Microsoft today released the first major update to Windows 10 on PCs and tablets. At the same time, Microsoft says the update means the company “can confidently recommend Windows 10 deployment to whole organizations.”
Windows 10 users will receive the November update, as Microsoft is calling this release, according to their Windows Update settings. Windows 7 and Windows 8.1 users who want to use the free upgrade offer will be able to get Windows 10 with the November update already applied.
Windows 10 is a service. As we wrote in our deep dive on how Microsoft built, and is still building, Windows 10, this means that despite its launch in July, it’s still getting new features and improvements.
All the improvements, which Microsoft says reach “all aspects of the platform and experience,” have already been seen by Windows Insiders in preview builds — indeed the November update is really just Windows 10 build 10586. Here’s the rundown.
Performance in everyday tasks has improved. Boot time in particular is now nearly 30 percent faster than for Windows 7 on the same device, Microsoft claims.
Mail, Calendar, Photos, Groove, Xbox, Windows Store, OneNote, and even Solitaire have all gained improvements. But the biggest additions are to Microsoft’s most important apps in Windows 10: Cortana and Microsoft Edge.
Cortana now supports pen input, and is able to recognize phone numbers, email addresses, and even physical addresses to help you set reminders. The digital assistant can also now keep track of your event and movie bookings, plus let you book an Uber. Last, but not least, Cortana is now available in Japan, Australia, Canada, and India (in English).
Edge has gained performance and security improvements. It also now has a tab preview feature, which allows you to hover over your tabs and see what is open on each without leaving the page you’re on. Microsoft Edge now syncs your Favorites and Reading list items across devices, while Cortana can now notify you of available coupons while you browse shopping sites in Edge. Extension support, however, has been delayed until 2016.
Microsoft is also including the consumer preview of its Skype integration. Skype video calling and messaging features (1:1 messaging, calling, and emoticons) are now built into native Windows 10 apps. Microsoft didn’t say when the integration would come out of preview.

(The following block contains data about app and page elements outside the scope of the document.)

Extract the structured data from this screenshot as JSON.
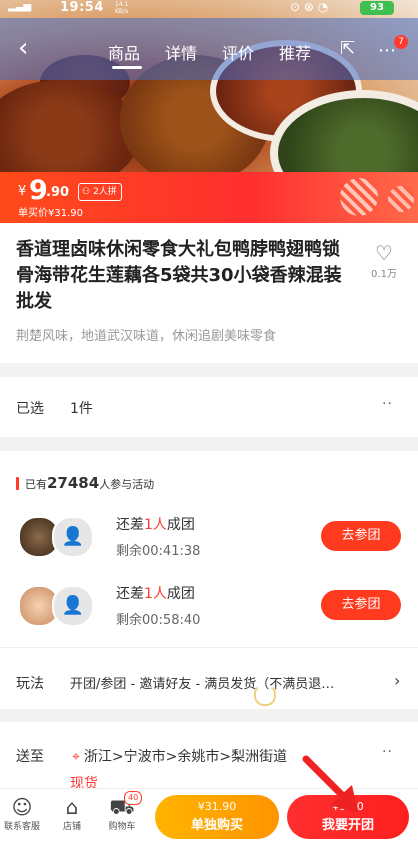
{
  "status_bar": {
    "time": "19:54",
    "speed": "14.1 KB/s",
    "battery": "93"
  },
  "nav": {
    "tabs": [
      {
        "label": "商品",
        "active": true
      },
      {
        "label": "详情",
        "active": false
      },
      {
        "label": "评价",
        "active": false
      },
      {
        "label": "推荐",
        "active": false
      }
    ],
    "more_badge": "7"
  },
  "price": {
    "currency": "¥",
    "integer": "9",
    "decimal": ".90",
    "group_tag": "2人拼",
    "single_price": "单买价¥31.90"
  },
  "product": {
    "title": "香道理卤味休闲零食大礼包鸭脖鸭翅鸭锁骨海带花生莲藕各5袋共30小袋香辣混装批发",
    "subtitle": "荆楚风味，地道武汉味道，休闲追剧美味零食",
    "fav_count": "0.1万"
  },
  "selection": {
    "label": "已选",
    "value": "1件"
  },
  "group_buy": {
    "header_prefix": "已有",
    "participants": "27484",
    "header_suffix": "人参与活动",
    "groups": [
      {
        "need_prefix": "还差",
        "need_count": "1人",
        "need_suffix": "成团",
        "remaining": "剩余00:41:38",
        "button": "去参团"
      },
      {
        "need_prefix": "还差",
        "need_count": "1人",
        "need_suffix": "成团",
        "remaining": "剩余00:58:40",
        "button": "去参团"
      }
    ],
    "rules_label": "玩法",
    "rules_text": "开团/参团 - 邀请好友 - 满员发货（不满员退…"
  },
  "shipping": {
    "label": "送至",
    "location": "浙江>宁波市>余姚市>梨洲街道",
    "stock": "现货"
  },
  "bottom_bar": {
    "service_label": "联系客服",
    "shop_label": "店铺",
    "cart_label": "购物车",
    "cart_badge": "40",
    "single_buy_price": "¥31.90",
    "single_buy_label": "单独购买",
    "group_buy_price": "¥9.90",
    "group_buy_label": "我要开团"
  },
  "colors": {
    "accent": "#ff3a1f",
    "orange": "#ffa800"
  }
}
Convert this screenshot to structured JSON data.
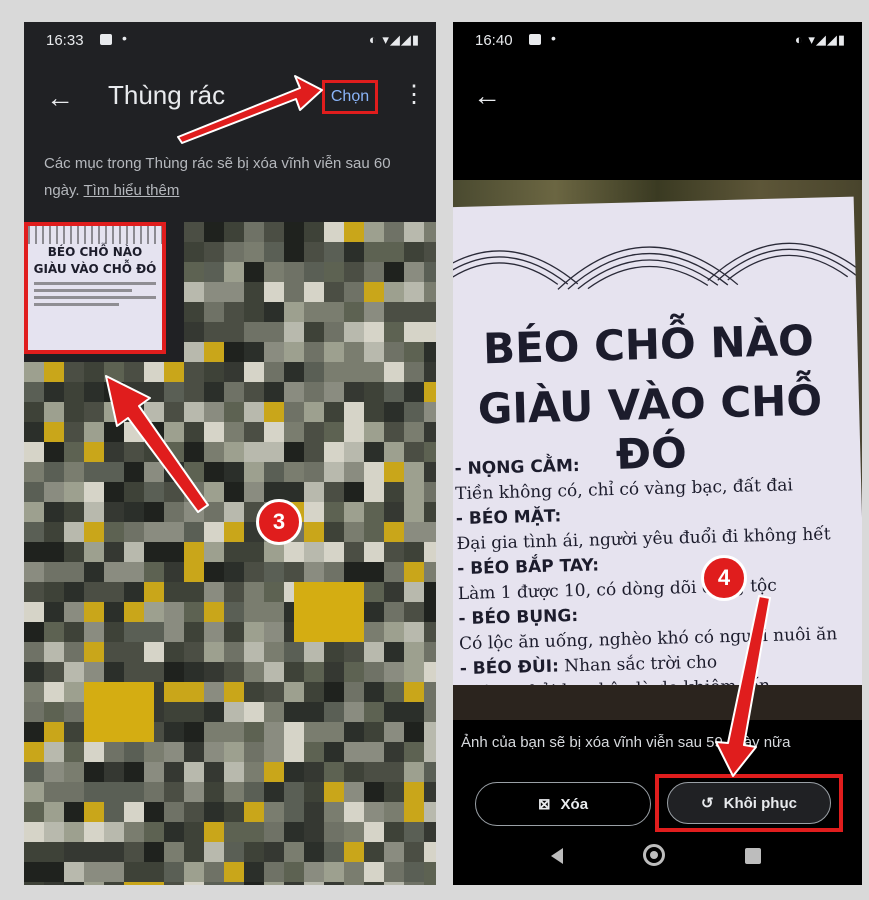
{
  "left_screen": {
    "status": {
      "time": "16:33",
      "dot": "•"
    },
    "header": {
      "back_icon": "arrow-left-icon",
      "title": "Thùng rác",
      "select_label": "Chọn",
      "more_icon": "more-vert-icon"
    },
    "info_text": "Các mục trong Thùng rác sẽ bị xóa vĩnh viễn sau 60 ngày.",
    "learn_more": "Tìm hiểu thêm",
    "thumbnail": {
      "heading_line1": "BÉO CHỖ NÀO",
      "heading_line2": "GIÀU VÀO CHỖ ĐÓ"
    },
    "step_badge": "3"
  },
  "right_screen": {
    "status": {
      "time": "16:40",
      "dot": "•"
    },
    "photo": {
      "heading_line1": "BÉO CHỖ NÀO",
      "heading_line2": "GIÀU VÀO CHỖ ĐÓ",
      "lines": [
        {
          "label": "- NỌNG CẰM:",
          "text": "Tiền không có, chỉ có vàng bạc, đất đai"
        },
        {
          "label": "- BÉO MẶT:",
          "text": "Đại gia tình ái, người yêu đuổi đi không hết"
        },
        {
          "label": "- BÉO BẮP TAY:",
          "text": "Làm 1 được 10, có dòng dõi dòng tộc"
        },
        {
          "label": "- BÉO BỤNG:",
          "text": "Có lộc ăn uống, nghèo khó có người nuôi ăn"
        },
        {
          "label": "- BÉO ĐÙI:",
          "inline": "Nhan sắc trời cho",
          "text": "không phải hoa hậu là do khiêm tốn"
        }
      ]
    },
    "caption": "Ảnh của bạn sẽ bị xóa vĩnh viễn sau 59 ngày nữa",
    "delete_label": "Xóa",
    "restore_label": "Khôi phục",
    "step_badge": "4"
  },
  "colors": {
    "highlight": "#e01d1d",
    "accent_blue": "#8ab4f8",
    "dark_bg": "#202124"
  }
}
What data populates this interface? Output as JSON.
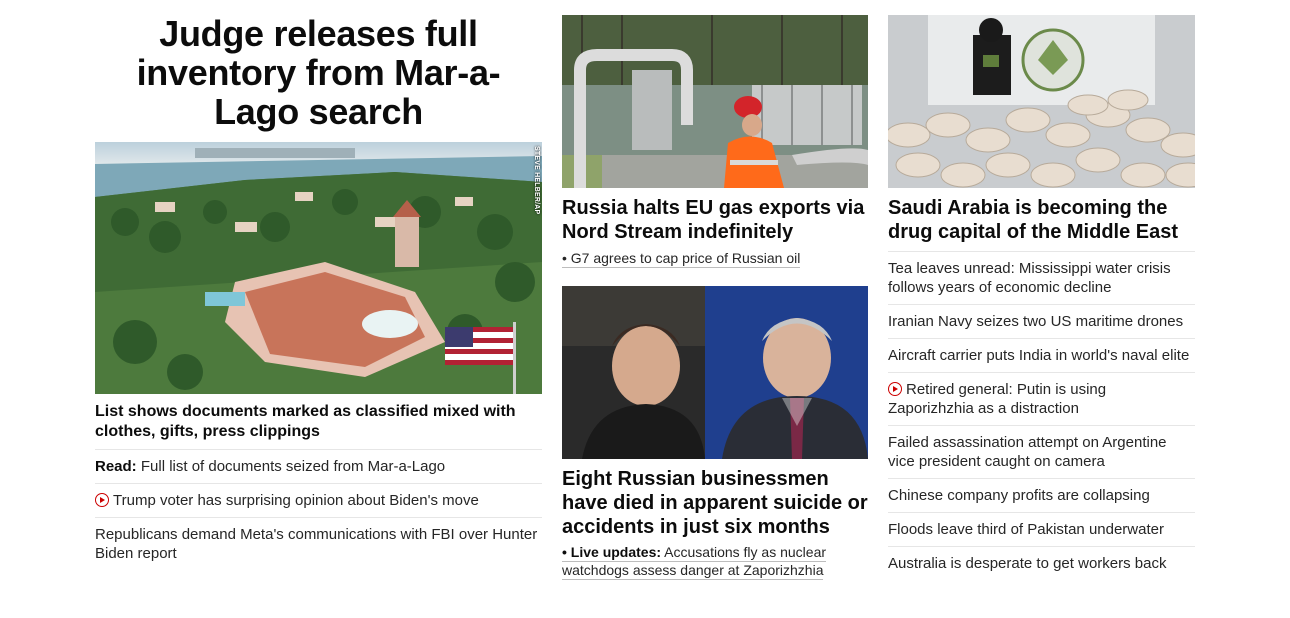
{
  "lead": {
    "banner_headline": "Judge releases full inventory from Mar-a-Lago search",
    "image_credit": "STEVE HELBER/AP",
    "image_alt": "Aerial view of Mar-a-Lago estate",
    "sub_headline": "List shows documents marked as classified mixed with clothes, gifts, press clippings",
    "links": [
      {
        "prefix": "Read:",
        "text": "Full list of documents seized from Mar-a-Lago",
        "video": false
      },
      {
        "prefix": "",
        "text": "Trump voter has surprising opinion about Biden's move",
        "video": true
      },
      {
        "prefix": "",
        "text": "Republicans demand Meta's communications with FBI over Hunter Biden report",
        "video": false
      }
    ]
  },
  "middle": {
    "story1": {
      "headline": "Russia halts EU gas exports via Nord Stream indefinitely",
      "bullet": "• G7 agrees to cap price of Russian oil"
    },
    "story2": {
      "headline": "Eight Russian businessmen have died in apparent suicide or accidents in just six months",
      "bullet_label": "• Live updates:",
      "bullet_text": "Accusations fly as nuclear watchdogs assess danger at Zaporizhzhia"
    }
  },
  "right": {
    "headline": "Saudi Arabia is becoming the drug capital of the Middle East",
    "links": [
      {
        "text": "Tea leaves unread: Mississippi water crisis follows years of economic decline",
        "video": false
      },
      {
        "text": "Iranian Navy seizes two US maritime drones",
        "video": false
      },
      {
        "text": "Aircraft carrier puts India in world's naval elite",
        "video": false
      },
      {
        "text": "Retired general: Putin is using Zaporizhzhia as a distraction",
        "video": true
      },
      {
        "text": "Failed assassination attempt on Argentine vice president caught on camera",
        "video": false
      },
      {
        "text": "Chinese company profits are collapsing",
        "video": false
      },
      {
        "text": "Floods leave third of Pakistan underwater",
        "video": false
      },
      {
        "text": "Australia is desperate to get workers back",
        "video": false
      }
    ]
  },
  "colors": {
    "accent": "#cc0000",
    "text": "#0c0c0c",
    "divider": "#e6e6e6"
  }
}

Windows Update for Business lets IT departments control the deployment of updates within their organizations. It’s possible to set up device groups with staggered deployments and scale deployments with network optimizations.
Windows Store for Business lets IT departments find, acquire, manage, and distribute apps to Windows 10 devices by directly assigning apps, publishing apps to a private store, or connecting with management solutions. That includes apps in the Windows Store as well as custom business apps. Organizations can choose their preferred distribution method.
IT departments can now also use new Mobile Device Management features to manage the entire family of Windows devices, including PCs, tablets, phones, and IOT. Additionally, the new Azure Active Directory Join lets IT departments maintain one directory so employees can have a single login and securely roam their Windows settings and data across all of their Windows 10 devices.
In addition to all of the above, Microsoft says “thousands of partners” have updated their device drivers and applications for great Windows 10 compatibility. Last night, the new Xbox One experience started rolling out, which includes Windows 10. All that is left is Windows 10 Mobile: Microsoft plans to launch the first Windows 10 phones this month and to roll out Windows 10 Mobile to existing Windows Phone users in December.